The Corps of Discovery enjoyed a pleasant day on this date in 1804 as the expedition pulled up the Missouri River near present-day Huff, North Dakota. One historian said that if ever the party was like a bunch of guys on a long camping trip, it was now for Meriwether Lewis, William Clark and their men.

Clark noted much timber in the river bottom, along with the Big Muddy's brackish water. He saw many herds of bison, as well as elk, deer, pronghorn and swans.

He and three men went hunting that day, returning with three elk and seven deer. The skins were distributed among the men. Clark made note of the conical hills in the area, Morton County's Sugarloaf Butte among them. An Arikara chief had earlier told him the golden eagle lived in holes in these hills.

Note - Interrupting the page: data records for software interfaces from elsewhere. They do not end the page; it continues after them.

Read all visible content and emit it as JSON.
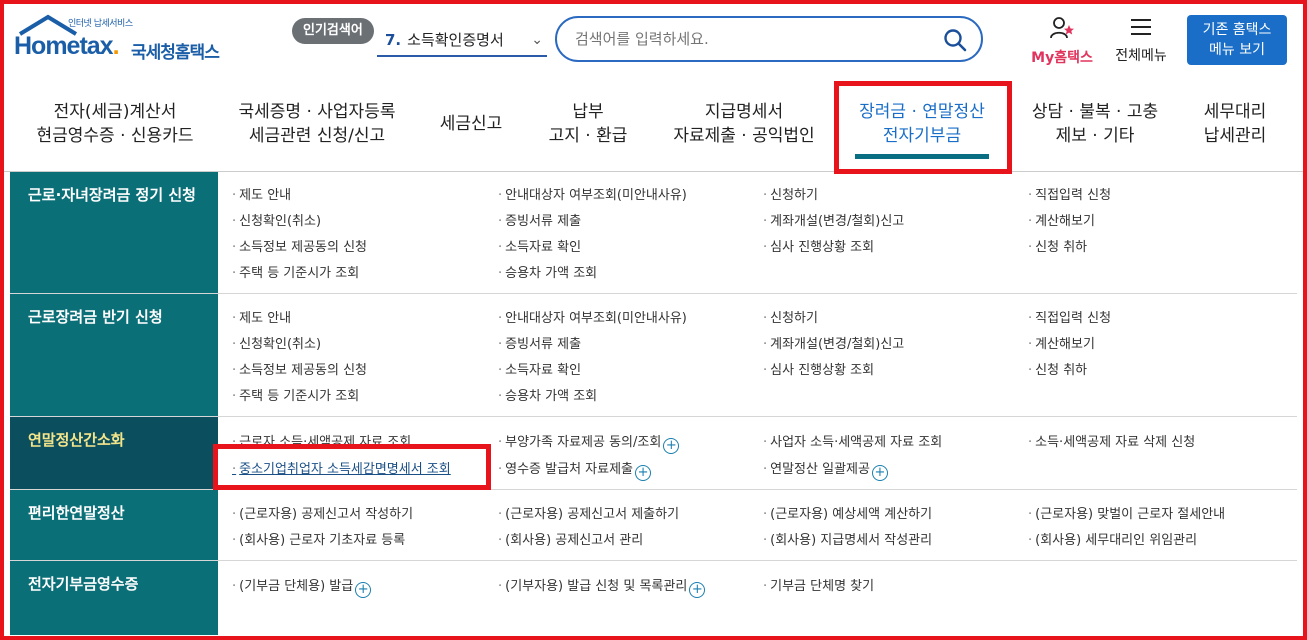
{
  "header": {
    "logo_tag": "인터넷 납세서비스",
    "logo_word": "Hometax",
    "logo_dot": ".",
    "logo_korean": "국세청홈택스",
    "popular_label": "인기검색어",
    "popular_rank": "7.",
    "popular_term": "소득확인증명서",
    "search_placeholder": "검색어를 입력하세요.",
    "my_home_label": "My홈택스",
    "all_menu_label": "전체메뉴",
    "old_menu_line1": "기존 홈택스",
    "old_menu_line2": "메뉴 보기"
  },
  "gnb": [
    {
      "line1": "전자(세금)계산서",
      "line2": "현금영수증 · 신용카드"
    },
    {
      "line1": "국세증명 · 사업자등록",
      "line2": "세금관련 신청/신고"
    },
    {
      "line1": "세금신고",
      "line2": ""
    },
    {
      "line1": "납부",
      "line2": "고지 · 환급"
    },
    {
      "line1": "지급명세서",
      "line2": "자료제출 · 공익법인"
    },
    {
      "line1": "장려금 · 연말정산",
      "line2": "전자기부금"
    },
    {
      "line1": "상담 · 불복 · 고충",
      "line2": "제보 · 기타"
    },
    {
      "line1": "세무대리",
      "line2": "납세관리"
    }
  ],
  "rows": [
    {
      "title": "근로·자녀장려금 정기 신청",
      "items": [
        "제도 안내",
        "안내대상자 여부조회(미안내사유)",
        "신청하기",
        "직접입력 신청",
        "신청확인(취소)",
        "증빙서류 제출",
        "계좌개설(변경/철회)신고",
        "계산해보기",
        "소득정보 제공동의 신청",
        "소득자료 확인",
        "심사 진행상황 조회",
        "신청 취하",
        "주택 등 기준시가 조회",
        "승용차 가액 조회"
      ]
    },
    {
      "title": "근로장려금 반기 신청",
      "items": [
        "제도 안내",
        "안내대상자 여부조회(미안내사유)",
        "신청하기",
        "직접입력 신청",
        "신청확인(취소)",
        "증빙서류 제출",
        "계좌개설(변경/철회)신고",
        "계산해보기",
        "소득정보 제공동의 신청",
        "소득자료 확인",
        "심사 진행상황 조회",
        "신청 취하",
        "주택 등 기준시가 조회",
        "승용차 가액 조회"
      ]
    },
    {
      "title": "연말정산간소화",
      "items": [
        "근로자 소득·세액공제 자료 조회",
        "부양가족 자료제공 동의/조회",
        "사업자 소득·세액공제 자료 조회",
        "소득·세액공제 자료 삭제 신청",
        "중소기업취업자 소득세감면명세서 조회",
        "영수증 발급처 자료제출",
        "연말정산 일괄제공"
      ]
    },
    {
      "title": "편리한연말정산",
      "items": [
        "(근로자용) 공제신고서 작성하기",
        "(근로자용) 공제신고서 제출하기",
        "(근로자용) 예상세액 계산하기",
        "(근로자용) 맞벌이 근로자 절세안내",
        "(회사용) 근로자 기초자료 등록",
        "(회사용) 공제신고서 관리",
        "(회사용) 지급명세서 작성관리",
        "(회사용) 세무대리인 위임관리"
      ]
    },
    {
      "title": "전자기부금영수증",
      "items": [
        "(기부금 단체용) 발급",
        "(기부자용) 발급 신청 및 목록관리",
        "기부금 단체명 찾기"
      ]
    }
  ],
  "colors": {
    "accent": "#1a6ec8",
    "row_title_bg": "#0b6f78",
    "highlight": "#e8141c"
  },
  "icons": [
    "search-icon",
    "user-star-icon",
    "hamburger-icon",
    "plus-circle-icon",
    "chevron-down-icon"
  ]
}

If Lewis kept a journal during this time, it is lost, but he spent much time that fall walking the Missouri River. Sometimes with a party of men or alone with his dog Seaman, Lewis could cover 30 miles in a day. He carried his rifle, pistol, knife, powder horn, balls, wooden pike, compass and notebook. He often collected specimens on his walks while Clark commanded the keelboat.

On this day, the expedition also saw some of the first Mandan ruins. The Mandans had abandoned the earth lodges some 20 years prior, fleeing from a smallpox epidemic and attacks from the Sioux and Arikara. The Mandans had relocated farther north near the Knife River. The expedition found squash and beans still growing in abandoned gardens. The party also saw bones and other remains in the village lodges that lined the river.

The men made camp north of Huff and south of the mouth of the Heart River. That campsite is now underwater.

The men were nearing the Mandan and Hidatsa villages where they would spend the winter – over 1,500 miles from the mouth of Missouri. A long winter was ahead, but lucky for them, their neighbors were friendly, the game plentiful and the whiskey months from running out.

Dakota Datebook written by Jack Dura


Ambrose, S. E. (1996). Undaunted courage: Meriwether Lewis, Thomas Jefferson, and the opening of the American West. New York, NY: Simon & Schuster.